ECONOMY. Last month the Finance Minister gave the prognosis: growth likely “close to zero”; budgetary revenues down, Reserve Fund (now US$215 billion) will be needed (that’s what it’s there for). RosStat says last year’s GDP grew 5.6%, down from 8.1% in 2007.

POPULARITY. There has been a great deal of flapdoodle about the declining popularity of the Duumvirate. Here are Levada’s latest numbers: Medvedev 75%, Putin 83%, government 58%. By contrast, Obama is in the 40s.

NOVAYA GAZETA. This newspaper has had another reporter murdered. Medvedev met with the editor and Gorbachev (a co-owner); he expressed his “deepest sorrow and compassion” and defended the right of the paper to criticise the authorities: “Thank God the newspaper exists”. Report by editor here.

HUMAN RIGHTS COUNCIL. Medvedev has revived a human rights advisory council and met with Chair Ella Pamfilova. Members include representatives from Memorial, Soldiers’ Mothers and Helsinki Group.

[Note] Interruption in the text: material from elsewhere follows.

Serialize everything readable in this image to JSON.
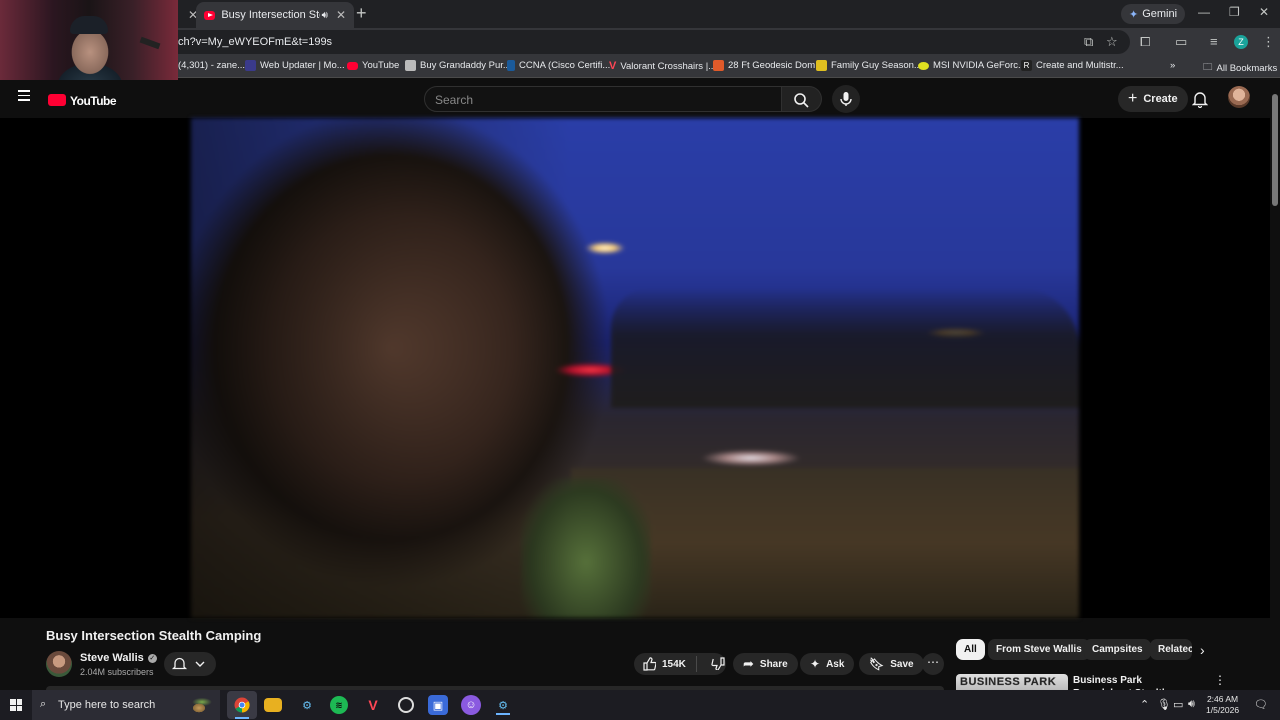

THE MIGHTY RUSSIAN ARMS BUILDUP. The operation in South Ossetia betrayed many deficiencies in the Armed Forces (JRL/2008/229/35). To fill some of them, it was announced last month that they would receive 3 (3!) UAVs over the next three years. Meanwhile it was reported that 70% of MiG-29s were too old to operate.

MUNICH CONFERENCE. US VP Biden made some openings and Moscow has generally responded with equal openness. But, all I can say was that Biden’s remarks were unimaginative. They were things that Moscow can do to help Washington and did not address the two principal irritants of endless NATO expansion and the missile bases in Europe. However, it’s early days yet and this is a welcome start. Merkel and Sarkozy also showed themselves more open. Can we see the “Saakashvili effect” slowly working its way through minds?

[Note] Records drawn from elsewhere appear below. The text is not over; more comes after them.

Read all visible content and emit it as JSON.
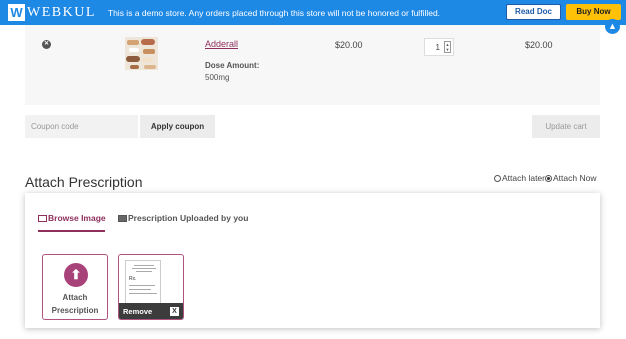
{
  "demo_bar": {
    "logo_mark": "W",
    "logo_text": "WEBKUL",
    "message": "This is a demo store. Any orders placed through this store will not be honored or fulfilled.",
    "read_doc_label": "Read Doc",
    "buy_now_label": "Buy Now",
    "accent": "#1e88e5"
  },
  "cart": {
    "item": {
      "name": "Adderall",
      "dose_label": "Dose Amount:",
      "dose_value": "500mg",
      "price": "$20.00",
      "quantity": "1",
      "subtotal": "$20.00"
    },
    "coupon_placeholder": "Coupon code",
    "apply_coupon_label": "Apply coupon",
    "update_cart_label": "Update cart"
  },
  "prescription": {
    "title": "Attach Prescription",
    "options": [
      {
        "label": "Attach later",
        "checked": false
      },
      {
        "label": "Attach Now",
        "checked": true
      }
    ],
    "tabs": [
      {
        "label": "Browse Image",
        "icon": "image-icon",
        "active": true
      },
      {
        "label": "Prescription Uploaded by you",
        "icon": "document-list-icon",
        "active": false
      }
    ],
    "attach_card_line1": "Attach",
    "attach_card_line2": "Prescription",
    "remove_label": "Remove",
    "remove_x": "X",
    "doc_rx": "Rx.",
    "brand_color": "#8e2f5c"
  }
}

TRANSIT. Moscow and Astana will allow transit of non-lethal supplies for US troops in Afghanistan.

CFE. The Ambassador to NATO said Moscow would lift its embargo on the CFE Treaty if new NATO members ratified it. He claimed this was a well-known position but I don’t think I’ve heard it before.

CHECHNYA. The representative of the “Chechen Republic-Ichkeria”, Akhmed Zakayev, who actually represents neither many Chechens nor the jihadists still operating there, has said he is open for dialogue with Chechnya’s government and president. I doubt Groznyy is interested in “dialogue” but the amnesty offer remains open. It’s over.

GAS WARS, BELARUS. On Tuesday Lukashenka said there were no plans for Belarus to use the Russian ruble. While there is nothing new in this position – the currency question has been blocking the so-called Union State for at least a decade: Moscow doesn’t want to pay the “sticker price” for Belarus’s economy and Minsk doesn’t want to become a province – when Belarus’s gas contract comes up for renewal and the price goes up I’ll bet the Kommentariat (again) twists this into Moscow punishing Minsk.

MANAS. Kyrgyz Republic President Bakiyev in Moscow secured some economic benefits and, while there, said that he would not renew the US lease on the Manas airbase. Naturally many connected the two. And, while there may be some connection, Bakiyev’s reasons should be heard: he said that Bishkek had repeatedly asked Washington for more rent “but the suggestion was ignored” and referred to the killing of a civilian by a US serviceman – “violations of law by U.S. military personnel”. But it’s always easier to write about big bad Putin than do a little research. The base has become quite a contentious issue in the Kyrgyz Republic.

GAS WARS, UKRAINE. Gazprom gave some numbers: in 2009 it expects to sell Ukraine US$9.5 billion worth of gas and pay about US$2.3 billion for transit. President Yushchenko’s spokesman says that Kiev will not revoke the gas agreement (although he is quoted as saying it was a threat to Ukraine’s independence). On the other hand, PM Tymoshenko continues to blame him for the problem in the first place. Meanwhile it is reported that Kiev is seeking a loan from Moscow.

AND ANOTHER DESERTION. On Tuesday Georgia’s former Ambassador to the OSCE announced that he was joining the opposition: “I cannot continue working under the leadership of a president and a government I do not believe in. Soon all of Saakashvili’s supporters will be in the US State Department.

© Patrick Armstrong Analysis, Ottawa, Canada (see